Consider the entries below. Count the lines holding the string "Utility" and state the number only.

START DATA RECORDS

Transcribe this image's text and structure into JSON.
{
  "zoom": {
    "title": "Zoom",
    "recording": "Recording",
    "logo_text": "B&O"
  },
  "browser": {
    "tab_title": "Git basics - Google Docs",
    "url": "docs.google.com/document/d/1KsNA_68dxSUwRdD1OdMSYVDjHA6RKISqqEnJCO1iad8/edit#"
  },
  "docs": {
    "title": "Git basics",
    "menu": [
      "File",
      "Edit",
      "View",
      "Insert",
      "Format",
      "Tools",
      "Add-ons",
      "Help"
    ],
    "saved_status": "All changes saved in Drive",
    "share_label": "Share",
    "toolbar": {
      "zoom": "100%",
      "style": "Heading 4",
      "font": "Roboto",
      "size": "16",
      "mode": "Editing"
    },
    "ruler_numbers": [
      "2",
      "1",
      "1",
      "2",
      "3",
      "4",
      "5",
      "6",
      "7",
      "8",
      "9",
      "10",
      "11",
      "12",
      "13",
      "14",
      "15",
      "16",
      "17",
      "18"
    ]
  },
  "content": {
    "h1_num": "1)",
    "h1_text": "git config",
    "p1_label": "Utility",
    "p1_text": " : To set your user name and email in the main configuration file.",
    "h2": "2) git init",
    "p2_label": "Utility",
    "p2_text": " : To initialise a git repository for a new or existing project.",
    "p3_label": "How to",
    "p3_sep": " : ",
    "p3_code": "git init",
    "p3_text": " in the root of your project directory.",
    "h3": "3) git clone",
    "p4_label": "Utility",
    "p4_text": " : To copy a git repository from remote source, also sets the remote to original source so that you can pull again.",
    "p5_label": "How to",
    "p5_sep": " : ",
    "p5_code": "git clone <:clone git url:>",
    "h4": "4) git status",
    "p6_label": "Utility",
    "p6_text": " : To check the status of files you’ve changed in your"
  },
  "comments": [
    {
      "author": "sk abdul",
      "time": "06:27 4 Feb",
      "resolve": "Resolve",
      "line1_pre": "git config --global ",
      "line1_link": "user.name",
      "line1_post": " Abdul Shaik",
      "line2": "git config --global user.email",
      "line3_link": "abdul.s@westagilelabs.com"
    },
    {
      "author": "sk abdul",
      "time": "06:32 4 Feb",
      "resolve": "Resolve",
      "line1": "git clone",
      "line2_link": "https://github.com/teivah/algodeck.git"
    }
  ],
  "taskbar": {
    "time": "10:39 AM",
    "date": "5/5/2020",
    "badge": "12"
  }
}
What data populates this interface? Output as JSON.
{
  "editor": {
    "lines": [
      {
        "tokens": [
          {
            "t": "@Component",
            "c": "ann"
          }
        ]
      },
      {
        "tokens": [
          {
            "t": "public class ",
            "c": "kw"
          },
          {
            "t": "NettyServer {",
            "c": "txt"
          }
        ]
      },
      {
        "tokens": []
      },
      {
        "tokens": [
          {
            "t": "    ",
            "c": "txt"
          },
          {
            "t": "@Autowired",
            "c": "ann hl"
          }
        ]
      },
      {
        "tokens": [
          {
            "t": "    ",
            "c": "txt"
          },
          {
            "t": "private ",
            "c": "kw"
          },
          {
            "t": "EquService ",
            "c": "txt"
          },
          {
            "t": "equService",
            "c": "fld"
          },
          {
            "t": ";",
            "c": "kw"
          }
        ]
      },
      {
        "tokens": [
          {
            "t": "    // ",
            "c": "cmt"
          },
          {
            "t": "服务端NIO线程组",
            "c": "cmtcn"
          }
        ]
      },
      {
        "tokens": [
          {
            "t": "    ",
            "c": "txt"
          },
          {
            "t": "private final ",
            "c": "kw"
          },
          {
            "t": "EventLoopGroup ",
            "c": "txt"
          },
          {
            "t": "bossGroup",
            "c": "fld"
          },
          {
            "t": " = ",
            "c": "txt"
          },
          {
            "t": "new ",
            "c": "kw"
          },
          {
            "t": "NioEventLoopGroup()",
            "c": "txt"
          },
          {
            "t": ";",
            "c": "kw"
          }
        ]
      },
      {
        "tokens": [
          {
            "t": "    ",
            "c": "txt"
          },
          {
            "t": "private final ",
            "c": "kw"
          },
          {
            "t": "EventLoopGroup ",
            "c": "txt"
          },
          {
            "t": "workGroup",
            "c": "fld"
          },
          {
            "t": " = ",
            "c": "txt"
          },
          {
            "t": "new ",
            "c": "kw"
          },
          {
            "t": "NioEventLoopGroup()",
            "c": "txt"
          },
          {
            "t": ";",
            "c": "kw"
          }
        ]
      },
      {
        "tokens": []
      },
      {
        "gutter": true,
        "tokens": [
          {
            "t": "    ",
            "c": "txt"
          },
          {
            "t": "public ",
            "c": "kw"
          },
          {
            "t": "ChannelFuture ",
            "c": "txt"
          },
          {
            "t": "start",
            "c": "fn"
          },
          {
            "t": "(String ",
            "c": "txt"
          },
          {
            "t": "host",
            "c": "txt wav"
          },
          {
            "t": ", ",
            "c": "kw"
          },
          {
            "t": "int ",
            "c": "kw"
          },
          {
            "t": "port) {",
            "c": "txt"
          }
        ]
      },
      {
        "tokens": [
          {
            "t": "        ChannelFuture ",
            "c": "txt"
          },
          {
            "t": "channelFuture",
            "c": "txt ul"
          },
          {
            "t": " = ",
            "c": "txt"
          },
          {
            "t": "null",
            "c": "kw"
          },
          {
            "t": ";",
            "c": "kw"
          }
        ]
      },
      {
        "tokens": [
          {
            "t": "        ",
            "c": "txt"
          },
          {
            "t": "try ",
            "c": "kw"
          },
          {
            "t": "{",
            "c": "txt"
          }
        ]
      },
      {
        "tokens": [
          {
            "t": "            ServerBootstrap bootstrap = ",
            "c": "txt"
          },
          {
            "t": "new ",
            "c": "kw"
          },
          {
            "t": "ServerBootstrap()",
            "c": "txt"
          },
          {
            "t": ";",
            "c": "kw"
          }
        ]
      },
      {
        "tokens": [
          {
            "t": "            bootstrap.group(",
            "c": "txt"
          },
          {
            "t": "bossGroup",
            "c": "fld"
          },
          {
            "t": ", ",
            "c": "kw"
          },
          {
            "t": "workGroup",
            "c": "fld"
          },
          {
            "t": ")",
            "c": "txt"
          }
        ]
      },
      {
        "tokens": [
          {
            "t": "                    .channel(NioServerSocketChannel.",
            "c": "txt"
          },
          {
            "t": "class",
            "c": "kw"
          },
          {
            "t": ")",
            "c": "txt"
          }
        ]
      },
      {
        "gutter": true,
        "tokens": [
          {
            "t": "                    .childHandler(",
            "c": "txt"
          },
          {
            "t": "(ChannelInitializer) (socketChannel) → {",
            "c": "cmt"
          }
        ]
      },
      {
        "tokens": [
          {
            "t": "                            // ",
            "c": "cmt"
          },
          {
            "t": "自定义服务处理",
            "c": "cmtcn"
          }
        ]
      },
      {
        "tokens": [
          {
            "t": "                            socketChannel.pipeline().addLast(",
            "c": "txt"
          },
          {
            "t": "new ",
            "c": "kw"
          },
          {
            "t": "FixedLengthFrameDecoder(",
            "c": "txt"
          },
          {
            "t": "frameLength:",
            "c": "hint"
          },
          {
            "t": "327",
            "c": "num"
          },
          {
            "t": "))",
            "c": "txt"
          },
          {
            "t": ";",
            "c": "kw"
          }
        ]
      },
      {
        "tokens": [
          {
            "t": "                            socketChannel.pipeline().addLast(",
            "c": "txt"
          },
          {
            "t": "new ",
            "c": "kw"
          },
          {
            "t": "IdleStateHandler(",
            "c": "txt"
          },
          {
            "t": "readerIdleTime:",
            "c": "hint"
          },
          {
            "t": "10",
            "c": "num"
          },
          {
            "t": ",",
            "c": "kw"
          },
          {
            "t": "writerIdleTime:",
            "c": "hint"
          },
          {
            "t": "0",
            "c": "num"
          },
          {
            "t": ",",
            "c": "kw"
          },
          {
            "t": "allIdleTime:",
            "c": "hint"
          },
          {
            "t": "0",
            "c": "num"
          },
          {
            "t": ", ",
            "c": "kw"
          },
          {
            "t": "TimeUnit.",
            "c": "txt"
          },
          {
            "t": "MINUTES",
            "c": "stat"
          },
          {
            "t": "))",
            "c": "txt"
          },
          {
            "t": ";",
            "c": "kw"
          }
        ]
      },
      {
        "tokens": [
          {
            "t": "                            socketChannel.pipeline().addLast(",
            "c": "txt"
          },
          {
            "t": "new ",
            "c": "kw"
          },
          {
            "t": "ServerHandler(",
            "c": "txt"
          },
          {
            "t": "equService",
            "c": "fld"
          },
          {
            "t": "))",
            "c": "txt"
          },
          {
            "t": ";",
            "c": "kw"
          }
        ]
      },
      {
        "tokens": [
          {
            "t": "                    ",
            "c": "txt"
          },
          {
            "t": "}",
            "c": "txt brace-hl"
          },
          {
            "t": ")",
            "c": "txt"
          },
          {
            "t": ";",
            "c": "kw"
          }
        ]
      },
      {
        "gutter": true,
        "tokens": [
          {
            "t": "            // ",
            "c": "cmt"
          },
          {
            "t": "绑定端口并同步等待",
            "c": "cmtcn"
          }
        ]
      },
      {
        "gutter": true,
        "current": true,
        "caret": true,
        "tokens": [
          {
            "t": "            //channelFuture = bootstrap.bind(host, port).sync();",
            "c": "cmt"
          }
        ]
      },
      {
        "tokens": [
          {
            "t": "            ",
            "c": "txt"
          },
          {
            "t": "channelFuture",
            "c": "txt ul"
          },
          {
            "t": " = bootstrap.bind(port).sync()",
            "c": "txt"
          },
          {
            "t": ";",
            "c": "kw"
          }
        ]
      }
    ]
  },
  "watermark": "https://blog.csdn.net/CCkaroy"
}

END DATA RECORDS

**REPLY TO THE EXERCISE**: 4